This morning there was an earthquake with an epicenter in Takatsukishi, Osaka, which is about 32 kilometers (19 miles) from my home. This is the closest I have been to an epicenter in the almost 10 years of living in Kyoto.
I was in the studio, on the second floor. First I felt a slight tremor that grew, like a heavy truck getting closer. That vibration then felt like it grew into a rising wave from the west of me. As the vibration steadily and rapidly increased, that wave of sound vibration seemed to swell and rise, as if the ground itself was physically being pushed upward and outward toward where I sat. The studio began to tremble and that quickly morphed into an all out shaking back and forth, south to north. It felt like the building itself had become elastic and the floor I was seated on seemed to effortlessly slide side to side. My body of course followed this flow, and I was firmly shaken back and forth, but at the same time it all seemed so languid. My body did not tense. My mind did not panic. My emotions settled and quieted. The whole thing seemed to last about 20 seconds from beginning to end.
After it stopped, I immediately went to the house to check on my wife and son, who were both fine.
Our studio has zero damage. Not even one of the many vases that decorate the interior fell. However, at our home a beautiful full length mirror made by my wife’s grandmother took a dive off its perch and shattered. And, since our home is a machiya, dust and dirt from the walls and ceiling rained down in several sections of the house, most notably in the kitchen and my second floor puja room. My altar was quite shaken as you can see in the photo. The large Shivanataraja even moved a bit, as if the Lord of the Cosmic Dance decided it was time to initiate a few steps of a mild Dance of Destruction to mirror the spontaneous movement of nature that had occurred. The smaller Nataraja, also in the photo, wound up face down.
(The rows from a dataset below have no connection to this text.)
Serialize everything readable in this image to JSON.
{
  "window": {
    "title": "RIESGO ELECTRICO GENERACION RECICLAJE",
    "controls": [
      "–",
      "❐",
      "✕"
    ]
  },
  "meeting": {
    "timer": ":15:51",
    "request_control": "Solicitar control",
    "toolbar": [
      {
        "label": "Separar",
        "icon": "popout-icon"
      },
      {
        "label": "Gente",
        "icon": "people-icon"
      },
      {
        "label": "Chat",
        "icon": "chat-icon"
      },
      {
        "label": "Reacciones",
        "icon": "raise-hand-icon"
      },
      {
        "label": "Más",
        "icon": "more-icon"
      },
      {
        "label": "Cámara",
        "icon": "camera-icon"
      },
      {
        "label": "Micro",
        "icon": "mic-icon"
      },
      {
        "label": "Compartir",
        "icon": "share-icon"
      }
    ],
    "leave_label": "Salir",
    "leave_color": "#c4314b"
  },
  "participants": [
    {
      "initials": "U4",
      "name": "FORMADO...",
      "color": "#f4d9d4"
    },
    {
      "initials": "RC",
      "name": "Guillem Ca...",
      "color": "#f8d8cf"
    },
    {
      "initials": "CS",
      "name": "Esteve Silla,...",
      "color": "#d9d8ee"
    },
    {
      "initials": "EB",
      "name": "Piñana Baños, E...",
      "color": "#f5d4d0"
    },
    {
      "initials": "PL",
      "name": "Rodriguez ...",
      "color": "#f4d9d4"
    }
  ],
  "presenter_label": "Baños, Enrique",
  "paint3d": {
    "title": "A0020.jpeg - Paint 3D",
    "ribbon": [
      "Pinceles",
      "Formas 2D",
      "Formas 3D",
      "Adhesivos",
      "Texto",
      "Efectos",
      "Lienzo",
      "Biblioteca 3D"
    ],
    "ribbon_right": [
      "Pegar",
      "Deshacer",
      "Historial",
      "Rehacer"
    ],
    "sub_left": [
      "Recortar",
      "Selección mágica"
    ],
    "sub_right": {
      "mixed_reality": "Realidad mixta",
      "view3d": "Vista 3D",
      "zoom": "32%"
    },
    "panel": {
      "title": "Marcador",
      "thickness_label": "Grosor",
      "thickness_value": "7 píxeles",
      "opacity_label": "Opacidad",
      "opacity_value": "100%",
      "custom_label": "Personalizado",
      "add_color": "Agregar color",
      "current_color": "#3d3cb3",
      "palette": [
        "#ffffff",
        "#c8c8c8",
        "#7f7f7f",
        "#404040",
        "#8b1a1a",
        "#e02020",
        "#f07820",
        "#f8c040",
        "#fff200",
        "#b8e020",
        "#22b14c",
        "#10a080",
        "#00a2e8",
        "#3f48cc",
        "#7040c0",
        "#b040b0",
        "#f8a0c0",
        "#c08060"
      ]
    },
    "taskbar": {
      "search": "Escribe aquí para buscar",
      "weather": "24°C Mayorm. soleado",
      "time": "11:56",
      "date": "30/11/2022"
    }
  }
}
As I looked at the two statues, I was reminded of a beautiful version of the myth of Shivanataraja. In this version, when the Lord of the Cosmic Dance faces the final dark force of the demon dwarf called Apasmara-Purusha – the figure beneath Shivanataraja’s right foot – he both defeats the demon and loses to him. When he loses the story indicates that Lord Shiva as the Cosmic Dancer falls into a deep slumber, and forgets he is Shiva because Apasmara is the demon of Forgetfulness. In Shiva’s sleep, he has a beautiful succession of dreams, which culminate in a dream of him existing as a human being. And during this dream, in his sleep the lips of the Lord of The Cosmos gently curl into a small smile.
Being human means getting shaken up. Sometimes a bit. Sometimes much more. When we are shaken, how do we respond? Can we stand and flow with the dance? And when we fall, can we still maintain some kind of invitation to ourselves to see the loveliness of the disaster? And can we rise again to begin the dance anew?
Yes, the earthquake was not bad at all. The clean up was quite easy. But what if it had been not so subdued? What if it had been a fiercer form of nature’s dance? Each day is a day to ready myself to face my own mortality head on. Not with overblown fanfare and bluster, but with a quiet smile and invitation to myself to maintain some sense of calm because each of us, like Shiva, are creators in the magnificent Dance of Life. We each have a myth to unfold, and it can have many outcomes. May we flow with graceful intention when we can, and settle with graceful surrender when we find that the wave of life has come to our door unexpected and with an intention of its own that may or may not coincide with ours.
To the spontaneous movement of nature, I welcome with open arms and bow with great respect and gratitude for what it can teach me each day.